• SUPPLIED MATERIAL:
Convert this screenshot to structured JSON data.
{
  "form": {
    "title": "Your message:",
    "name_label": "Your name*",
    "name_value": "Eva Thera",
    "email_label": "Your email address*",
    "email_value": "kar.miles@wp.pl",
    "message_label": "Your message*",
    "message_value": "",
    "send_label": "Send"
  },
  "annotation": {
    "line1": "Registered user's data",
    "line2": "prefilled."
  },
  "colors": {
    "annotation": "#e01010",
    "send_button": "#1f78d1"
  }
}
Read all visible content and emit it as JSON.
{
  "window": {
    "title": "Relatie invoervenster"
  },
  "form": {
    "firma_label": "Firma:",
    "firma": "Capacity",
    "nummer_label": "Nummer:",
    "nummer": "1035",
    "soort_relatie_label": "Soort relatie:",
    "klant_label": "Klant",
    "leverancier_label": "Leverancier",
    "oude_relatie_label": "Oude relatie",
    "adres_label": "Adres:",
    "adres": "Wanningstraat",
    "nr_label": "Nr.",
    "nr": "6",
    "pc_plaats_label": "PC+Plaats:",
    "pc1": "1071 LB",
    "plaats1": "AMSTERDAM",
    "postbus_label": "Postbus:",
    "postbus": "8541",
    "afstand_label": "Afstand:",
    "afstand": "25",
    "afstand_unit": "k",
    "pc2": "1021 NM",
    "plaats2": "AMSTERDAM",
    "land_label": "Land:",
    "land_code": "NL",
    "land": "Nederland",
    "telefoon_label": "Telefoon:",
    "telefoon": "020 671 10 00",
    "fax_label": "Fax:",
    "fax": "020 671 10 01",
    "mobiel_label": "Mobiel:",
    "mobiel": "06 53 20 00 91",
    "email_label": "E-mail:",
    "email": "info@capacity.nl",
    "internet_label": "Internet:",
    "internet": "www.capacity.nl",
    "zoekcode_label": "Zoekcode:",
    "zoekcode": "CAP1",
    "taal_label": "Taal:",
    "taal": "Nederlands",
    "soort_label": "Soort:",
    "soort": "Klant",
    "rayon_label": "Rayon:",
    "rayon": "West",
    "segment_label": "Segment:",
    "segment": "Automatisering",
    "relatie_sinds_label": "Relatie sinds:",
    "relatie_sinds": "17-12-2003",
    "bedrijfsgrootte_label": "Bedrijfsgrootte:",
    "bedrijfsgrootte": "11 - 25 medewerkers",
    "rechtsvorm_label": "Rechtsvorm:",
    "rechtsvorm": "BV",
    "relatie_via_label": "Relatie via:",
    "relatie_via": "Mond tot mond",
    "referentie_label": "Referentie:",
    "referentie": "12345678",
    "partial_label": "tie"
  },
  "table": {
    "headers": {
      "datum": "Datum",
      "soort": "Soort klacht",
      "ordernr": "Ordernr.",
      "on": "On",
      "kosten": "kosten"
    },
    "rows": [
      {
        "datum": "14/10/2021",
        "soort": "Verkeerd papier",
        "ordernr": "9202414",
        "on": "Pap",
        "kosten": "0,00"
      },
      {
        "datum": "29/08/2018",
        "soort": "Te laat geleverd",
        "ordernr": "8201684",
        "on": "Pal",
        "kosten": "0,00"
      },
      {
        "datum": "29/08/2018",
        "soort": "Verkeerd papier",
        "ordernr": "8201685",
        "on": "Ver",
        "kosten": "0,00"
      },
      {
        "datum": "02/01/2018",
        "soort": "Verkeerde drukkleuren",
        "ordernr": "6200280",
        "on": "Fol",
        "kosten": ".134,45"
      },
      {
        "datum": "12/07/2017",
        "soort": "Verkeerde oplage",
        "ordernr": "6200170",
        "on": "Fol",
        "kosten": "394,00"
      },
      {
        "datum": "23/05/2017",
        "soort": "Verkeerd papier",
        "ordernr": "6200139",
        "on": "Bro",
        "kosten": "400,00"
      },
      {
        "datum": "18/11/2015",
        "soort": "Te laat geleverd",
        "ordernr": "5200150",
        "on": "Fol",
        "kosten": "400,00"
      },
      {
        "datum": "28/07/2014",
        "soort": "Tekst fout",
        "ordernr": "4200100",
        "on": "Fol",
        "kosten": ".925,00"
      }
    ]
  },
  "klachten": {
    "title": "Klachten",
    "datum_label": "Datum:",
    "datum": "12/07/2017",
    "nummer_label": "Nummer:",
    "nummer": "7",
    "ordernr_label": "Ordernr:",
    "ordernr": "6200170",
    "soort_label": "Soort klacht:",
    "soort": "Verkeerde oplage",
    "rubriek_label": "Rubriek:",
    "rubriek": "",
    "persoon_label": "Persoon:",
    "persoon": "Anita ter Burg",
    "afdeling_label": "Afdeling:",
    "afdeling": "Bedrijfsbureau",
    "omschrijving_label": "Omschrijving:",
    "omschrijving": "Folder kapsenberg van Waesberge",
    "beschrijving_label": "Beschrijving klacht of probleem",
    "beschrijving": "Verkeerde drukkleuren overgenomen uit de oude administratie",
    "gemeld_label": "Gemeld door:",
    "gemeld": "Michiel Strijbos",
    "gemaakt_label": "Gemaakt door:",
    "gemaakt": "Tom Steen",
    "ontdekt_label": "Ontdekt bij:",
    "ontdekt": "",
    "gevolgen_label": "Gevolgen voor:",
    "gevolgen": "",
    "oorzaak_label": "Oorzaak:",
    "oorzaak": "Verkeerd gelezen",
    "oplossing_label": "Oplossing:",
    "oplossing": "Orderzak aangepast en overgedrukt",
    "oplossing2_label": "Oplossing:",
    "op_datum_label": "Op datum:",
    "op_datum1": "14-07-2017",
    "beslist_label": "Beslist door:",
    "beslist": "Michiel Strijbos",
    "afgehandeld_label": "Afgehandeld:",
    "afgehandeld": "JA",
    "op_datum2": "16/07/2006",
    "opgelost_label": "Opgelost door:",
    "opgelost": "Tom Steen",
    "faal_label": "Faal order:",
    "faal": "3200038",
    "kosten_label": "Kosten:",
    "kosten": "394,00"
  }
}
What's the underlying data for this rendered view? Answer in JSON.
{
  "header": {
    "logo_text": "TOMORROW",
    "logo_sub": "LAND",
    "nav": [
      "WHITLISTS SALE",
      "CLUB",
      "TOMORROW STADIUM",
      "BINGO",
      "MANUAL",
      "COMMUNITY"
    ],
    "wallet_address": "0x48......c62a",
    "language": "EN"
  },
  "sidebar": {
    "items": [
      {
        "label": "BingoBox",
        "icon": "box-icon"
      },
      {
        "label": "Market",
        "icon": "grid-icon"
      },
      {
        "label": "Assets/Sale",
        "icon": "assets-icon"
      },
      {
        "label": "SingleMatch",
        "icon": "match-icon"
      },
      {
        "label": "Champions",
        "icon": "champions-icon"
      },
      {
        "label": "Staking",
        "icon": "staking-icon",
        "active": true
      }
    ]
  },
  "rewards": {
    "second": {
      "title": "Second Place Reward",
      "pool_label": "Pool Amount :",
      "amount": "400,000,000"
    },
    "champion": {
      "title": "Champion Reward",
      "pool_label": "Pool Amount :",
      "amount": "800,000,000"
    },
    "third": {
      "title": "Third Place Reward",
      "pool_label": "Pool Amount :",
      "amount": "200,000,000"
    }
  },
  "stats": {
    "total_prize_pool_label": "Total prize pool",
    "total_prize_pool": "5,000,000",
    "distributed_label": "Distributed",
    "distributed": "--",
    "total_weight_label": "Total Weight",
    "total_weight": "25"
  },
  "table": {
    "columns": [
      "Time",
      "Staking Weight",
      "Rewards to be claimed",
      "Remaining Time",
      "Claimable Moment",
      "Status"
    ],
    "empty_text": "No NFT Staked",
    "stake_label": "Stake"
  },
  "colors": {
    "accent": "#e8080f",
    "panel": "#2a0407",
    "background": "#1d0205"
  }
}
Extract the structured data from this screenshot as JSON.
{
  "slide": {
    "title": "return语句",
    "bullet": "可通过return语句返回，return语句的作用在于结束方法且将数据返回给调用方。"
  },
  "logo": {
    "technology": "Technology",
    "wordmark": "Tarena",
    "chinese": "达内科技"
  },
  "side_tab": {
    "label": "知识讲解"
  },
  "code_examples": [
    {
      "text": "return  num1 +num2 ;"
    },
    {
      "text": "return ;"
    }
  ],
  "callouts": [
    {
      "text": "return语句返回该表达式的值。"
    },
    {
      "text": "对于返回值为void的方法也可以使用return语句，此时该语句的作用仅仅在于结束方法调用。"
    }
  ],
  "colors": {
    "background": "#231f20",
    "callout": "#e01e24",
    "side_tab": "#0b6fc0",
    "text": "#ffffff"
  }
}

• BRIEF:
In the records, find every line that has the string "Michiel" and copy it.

• ANSWER TO THIS TASK:
    "gemeld": "Michiel Strijbos",
    "beslist": "Michiel Strijbos",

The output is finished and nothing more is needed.